Marius Widere1, Marianne Havnes2, Andreas Mllerlkken2, Alf Brubakk2, Marte Thuen2
1Dep of Laboratory Medicine, Children's & Women's Health, Norwegian University of Science & Technology, Trondheim, Norway; 2Dep of Circulation & Medical Imaging, Norwegian University of Science & Technology, Trondheim, Norway

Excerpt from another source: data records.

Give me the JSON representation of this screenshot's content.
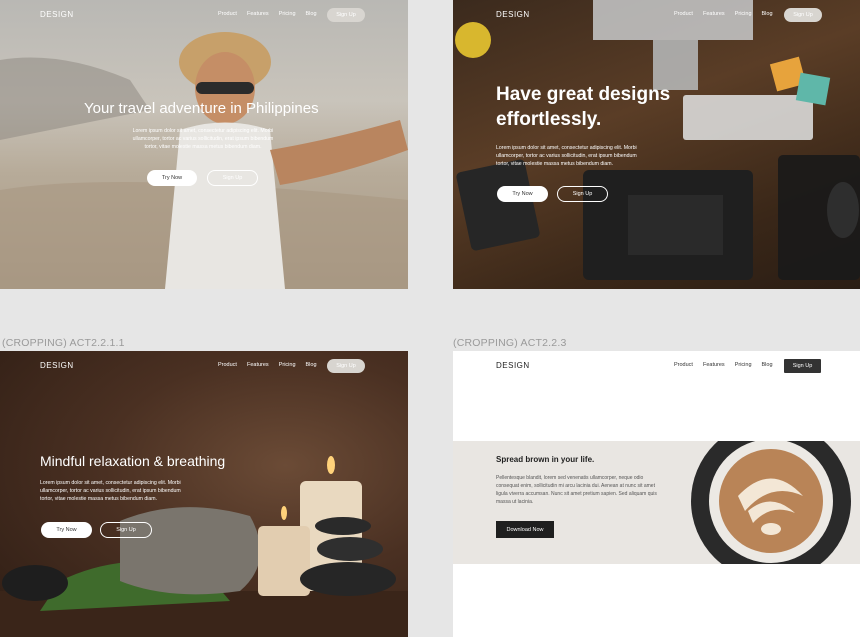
{
  "nav": {
    "logo": "DESIGN",
    "links": [
      "Product",
      "Features",
      "Pricing",
      "Blog"
    ],
    "signup": "Sign Up"
  },
  "panel1": {
    "title": "Your travel adventure in Philippines",
    "body": "Lorem ipsum dolor sit amet, consectetur adipiscing elit. Morbi ullamcorper, tortor ac varius sollicitudin, erat ipsum bibendum tortor, vitae molestie massa metus bibendum diam.",
    "try_now": "Try Now",
    "sign_up": "Sign Up"
  },
  "panel2": {
    "title_line1": "Have great designs",
    "title_line2": "effortlessly.",
    "body": "Lorem ipsum dolor sit amet, consectetur adipiscing elit. Morbi ullamcorper, tortor ac varius sollicitudin, erat ipsum bibendum tortor, vitae molestie massa metus bibendum diam.",
    "try_now": "Try Now",
    "sign_up": "Sign Up"
  },
  "panel3": {
    "caption": "(CROPPING) ACT2.2.1.1",
    "title": "Mindful relaxation & breathing",
    "body": "Lorem ipsum dolor sit amet, consectetur adipiscing elit. Morbi ullamcorper, tortor ac varius sollicitudin, erat ipsum bibendum tortor, vitae molestie massa metus bibendum diam.",
    "try_now": "Try Now",
    "sign_up": "Sign Up"
  },
  "panel4": {
    "caption": "(CROPPING) ACT2.2.3",
    "title": "Spread brown in your life.",
    "body": "Pellentesque blandit, lorem sed venenatis ullamcorper, neque odio consequat enim, sollicitudin mi arcu lacinia dui. Aenean at nunc sit amet ligula viverra accumsan. Nunc sit amet pretium sapien. Sed aliquam quis massa ut lacinia.",
    "download": "Download Now"
  },
  "colors": {
    "dark_button": "#1f1f1f",
    "pill": "#d8d5d0",
    "coffee_band": "#e9e6e2"
  }
}
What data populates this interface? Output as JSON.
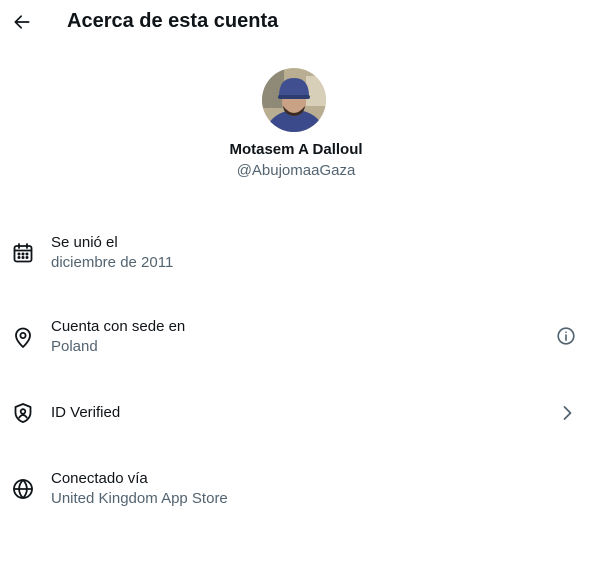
{
  "header": {
    "title": "Acerca de esta cuenta",
    "back_icon": "arrow-left-icon"
  },
  "profile": {
    "name": "Motasem A Dalloul",
    "handle": "@AbujomaaGaza"
  },
  "rows": [
    {
      "icon": "calendar-icon",
      "label": "Se unió el",
      "value": "diciembre de 2011"
    },
    {
      "icon": "location-pin-icon",
      "label": "Cuenta con sede en",
      "value": "Poland",
      "trailing_icon": "info-icon"
    },
    {
      "icon": "shield-icon",
      "label": "ID Verified",
      "trailing_icon": "chevron-right-icon"
    },
    {
      "icon": "globe-icon",
      "label": "Conectado vía",
      "value": "United Kingdom App Store"
    }
  ],
  "colors": {
    "text": "#0f1419",
    "secondary_text": "#536471",
    "background": "#ffffff"
  }
}
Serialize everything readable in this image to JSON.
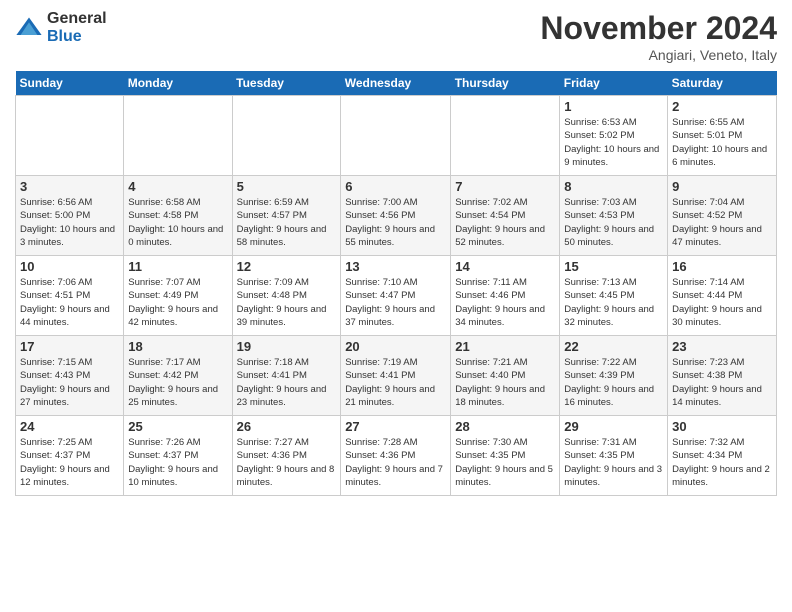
{
  "logo": {
    "general": "General",
    "blue": "Blue"
  },
  "title": "November 2024",
  "subtitle": "Angiari, Veneto, Italy",
  "headers": [
    "Sunday",
    "Monday",
    "Tuesday",
    "Wednesday",
    "Thursday",
    "Friday",
    "Saturday"
  ],
  "weeks": [
    [
      {
        "day": "",
        "info": ""
      },
      {
        "day": "",
        "info": ""
      },
      {
        "day": "",
        "info": ""
      },
      {
        "day": "",
        "info": ""
      },
      {
        "day": "",
        "info": ""
      },
      {
        "day": "1",
        "info": "Sunrise: 6:53 AM\nSunset: 5:02 PM\nDaylight: 10 hours and 9 minutes."
      },
      {
        "day": "2",
        "info": "Sunrise: 6:55 AM\nSunset: 5:01 PM\nDaylight: 10 hours and 6 minutes."
      }
    ],
    [
      {
        "day": "3",
        "info": "Sunrise: 6:56 AM\nSunset: 5:00 PM\nDaylight: 10 hours and 3 minutes."
      },
      {
        "day": "4",
        "info": "Sunrise: 6:58 AM\nSunset: 4:58 PM\nDaylight: 10 hours and 0 minutes."
      },
      {
        "day": "5",
        "info": "Sunrise: 6:59 AM\nSunset: 4:57 PM\nDaylight: 9 hours and 58 minutes."
      },
      {
        "day": "6",
        "info": "Sunrise: 7:00 AM\nSunset: 4:56 PM\nDaylight: 9 hours and 55 minutes."
      },
      {
        "day": "7",
        "info": "Sunrise: 7:02 AM\nSunset: 4:54 PM\nDaylight: 9 hours and 52 minutes."
      },
      {
        "day": "8",
        "info": "Sunrise: 7:03 AM\nSunset: 4:53 PM\nDaylight: 9 hours and 50 minutes."
      },
      {
        "day": "9",
        "info": "Sunrise: 7:04 AM\nSunset: 4:52 PM\nDaylight: 9 hours and 47 minutes."
      }
    ],
    [
      {
        "day": "10",
        "info": "Sunrise: 7:06 AM\nSunset: 4:51 PM\nDaylight: 9 hours and 44 minutes."
      },
      {
        "day": "11",
        "info": "Sunrise: 7:07 AM\nSunset: 4:49 PM\nDaylight: 9 hours and 42 minutes."
      },
      {
        "day": "12",
        "info": "Sunrise: 7:09 AM\nSunset: 4:48 PM\nDaylight: 9 hours and 39 minutes."
      },
      {
        "day": "13",
        "info": "Sunrise: 7:10 AM\nSunset: 4:47 PM\nDaylight: 9 hours and 37 minutes."
      },
      {
        "day": "14",
        "info": "Sunrise: 7:11 AM\nSunset: 4:46 PM\nDaylight: 9 hours and 34 minutes."
      },
      {
        "day": "15",
        "info": "Sunrise: 7:13 AM\nSunset: 4:45 PM\nDaylight: 9 hours and 32 minutes."
      },
      {
        "day": "16",
        "info": "Sunrise: 7:14 AM\nSunset: 4:44 PM\nDaylight: 9 hours and 30 minutes."
      }
    ],
    [
      {
        "day": "17",
        "info": "Sunrise: 7:15 AM\nSunset: 4:43 PM\nDaylight: 9 hours and 27 minutes."
      },
      {
        "day": "18",
        "info": "Sunrise: 7:17 AM\nSunset: 4:42 PM\nDaylight: 9 hours and 25 minutes."
      },
      {
        "day": "19",
        "info": "Sunrise: 7:18 AM\nSunset: 4:41 PM\nDaylight: 9 hours and 23 minutes."
      },
      {
        "day": "20",
        "info": "Sunrise: 7:19 AM\nSunset: 4:41 PM\nDaylight: 9 hours and 21 minutes."
      },
      {
        "day": "21",
        "info": "Sunrise: 7:21 AM\nSunset: 4:40 PM\nDaylight: 9 hours and 18 minutes."
      },
      {
        "day": "22",
        "info": "Sunrise: 7:22 AM\nSunset: 4:39 PM\nDaylight: 9 hours and 16 minutes."
      },
      {
        "day": "23",
        "info": "Sunrise: 7:23 AM\nSunset: 4:38 PM\nDaylight: 9 hours and 14 minutes."
      }
    ],
    [
      {
        "day": "24",
        "info": "Sunrise: 7:25 AM\nSunset: 4:37 PM\nDaylight: 9 hours and 12 minutes."
      },
      {
        "day": "25",
        "info": "Sunrise: 7:26 AM\nSunset: 4:37 PM\nDaylight: 9 hours and 10 minutes."
      },
      {
        "day": "26",
        "info": "Sunrise: 7:27 AM\nSunset: 4:36 PM\nDaylight: 9 hours and 8 minutes."
      },
      {
        "day": "27",
        "info": "Sunrise: 7:28 AM\nSunset: 4:36 PM\nDaylight: 9 hours and 7 minutes."
      },
      {
        "day": "28",
        "info": "Sunrise: 7:30 AM\nSunset: 4:35 PM\nDaylight: 9 hours and 5 minutes."
      },
      {
        "day": "29",
        "info": "Sunrise: 7:31 AM\nSunset: 4:35 PM\nDaylight: 9 hours and 3 minutes."
      },
      {
        "day": "30",
        "info": "Sunrise: 7:32 AM\nSunset: 4:34 PM\nDaylight: 9 hours and 2 minutes."
      }
    ]
  ]
}
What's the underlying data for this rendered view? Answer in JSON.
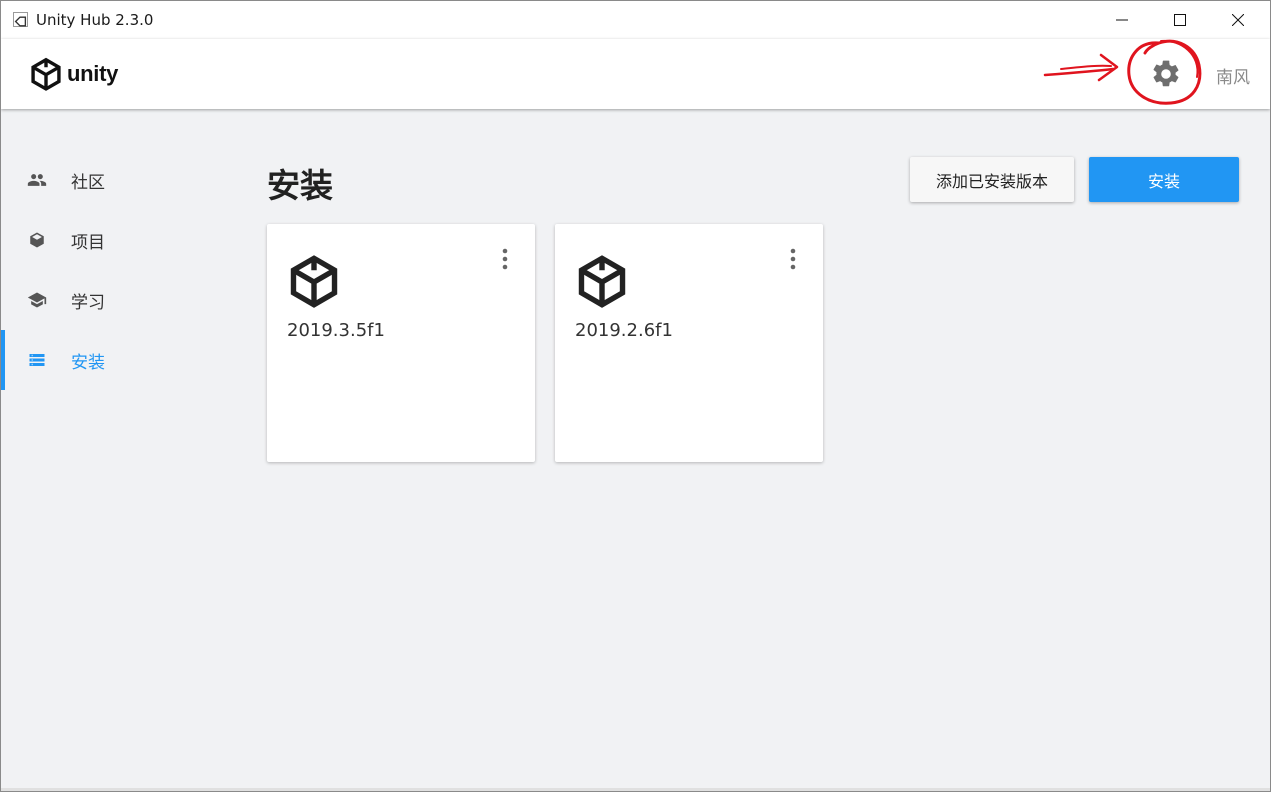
{
  "window": {
    "title": "Unity Hub 2.3.0",
    "icon": "unity-app-icon",
    "controls": [
      "minimize-icon",
      "maximize-icon",
      "close-icon"
    ]
  },
  "header": {
    "logo_text": "unity",
    "settings_icon": "gear-icon",
    "user_name": "南风"
  },
  "sidebar": {
    "items": [
      {
        "label": "社区",
        "icon": "community-icon",
        "active": false
      },
      {
        "label": "项目",
        "icon": "cube-icon",
        "active": false
      },
      {
        "label": "学习",
        "icon": "graduation-cap-icon",
        "active": false
      },
      {
        "label": "安装",
        "icon": "list-icon",
        "active": true
      }
    ]
  },
  "main": {
    "title": "安装",
    "add_installed_label": "添加已安装版本",
    "install_label": "安装",
    "installs": [
      {
        "version": "2019.3.5f1"
      },
      {
        "version": "2019.2.6f1"
      }
    ]
  },
  "colors": {
    "accent": "#2196f3",
    "background": "#f1f2f4",
    "annotation": "#e0141e"
  }
}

Decompression sickness can cause neurological damage. We have investigated the brain of decompressed rats using extensive MR protocols including T2-maps, T2*-maps, manganese-enhanced MRI, dynamic enhanced MRI and DTI at several time points after decompression: 1 hour, 1 week and 2 weeks. No differences between groups was found on T2, T2*, MEMRI or DTI. DCE-MRI showed increased relative signal intensity and area under the dce-curve, indicating disruption of the blood-brain barrier. Thus, severe decompression does not seem to cause any structural or cellular injury to the brain tissue, but may cause changes in brain perfusion and integrity of the blood-brain barrier.